» **YOUR GOAL**: Tally the lines in the following entries that include the word "user"; state only the total.

══════

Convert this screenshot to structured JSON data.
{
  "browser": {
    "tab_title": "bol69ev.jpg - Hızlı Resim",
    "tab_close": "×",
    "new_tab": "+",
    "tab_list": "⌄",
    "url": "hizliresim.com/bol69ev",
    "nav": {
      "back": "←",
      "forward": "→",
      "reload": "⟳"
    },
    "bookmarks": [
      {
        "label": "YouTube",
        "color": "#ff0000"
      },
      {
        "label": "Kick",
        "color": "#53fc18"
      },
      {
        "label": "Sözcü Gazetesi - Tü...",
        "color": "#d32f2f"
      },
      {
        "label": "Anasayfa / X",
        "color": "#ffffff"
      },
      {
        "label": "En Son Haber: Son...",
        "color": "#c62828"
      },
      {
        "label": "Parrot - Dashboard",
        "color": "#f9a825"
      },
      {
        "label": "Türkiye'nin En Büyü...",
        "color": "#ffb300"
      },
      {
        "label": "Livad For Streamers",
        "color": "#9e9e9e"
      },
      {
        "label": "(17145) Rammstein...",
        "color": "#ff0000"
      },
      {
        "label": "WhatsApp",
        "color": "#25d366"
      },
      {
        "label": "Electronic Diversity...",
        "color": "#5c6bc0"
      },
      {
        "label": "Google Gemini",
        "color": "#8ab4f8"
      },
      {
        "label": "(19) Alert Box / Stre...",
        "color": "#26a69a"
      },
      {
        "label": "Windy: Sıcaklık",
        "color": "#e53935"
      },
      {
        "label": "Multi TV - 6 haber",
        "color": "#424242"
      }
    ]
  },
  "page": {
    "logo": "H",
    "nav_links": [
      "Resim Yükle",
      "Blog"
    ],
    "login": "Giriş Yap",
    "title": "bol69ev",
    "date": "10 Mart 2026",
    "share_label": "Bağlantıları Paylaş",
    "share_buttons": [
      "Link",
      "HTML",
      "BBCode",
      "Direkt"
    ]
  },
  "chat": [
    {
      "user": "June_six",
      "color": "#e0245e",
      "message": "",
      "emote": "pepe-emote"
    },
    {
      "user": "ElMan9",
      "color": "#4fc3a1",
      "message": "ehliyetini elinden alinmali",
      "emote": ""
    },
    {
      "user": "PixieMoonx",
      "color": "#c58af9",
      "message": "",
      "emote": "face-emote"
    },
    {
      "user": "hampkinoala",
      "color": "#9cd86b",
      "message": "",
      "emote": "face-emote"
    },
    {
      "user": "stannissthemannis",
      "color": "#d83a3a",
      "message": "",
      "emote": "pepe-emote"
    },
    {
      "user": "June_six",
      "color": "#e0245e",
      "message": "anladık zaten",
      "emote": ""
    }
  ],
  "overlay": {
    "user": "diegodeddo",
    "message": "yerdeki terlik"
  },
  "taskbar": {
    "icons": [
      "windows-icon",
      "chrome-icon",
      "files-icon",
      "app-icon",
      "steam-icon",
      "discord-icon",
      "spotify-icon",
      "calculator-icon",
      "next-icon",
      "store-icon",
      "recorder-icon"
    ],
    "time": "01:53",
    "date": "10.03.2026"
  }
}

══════

» **EXERCISE RESPONSE**: 7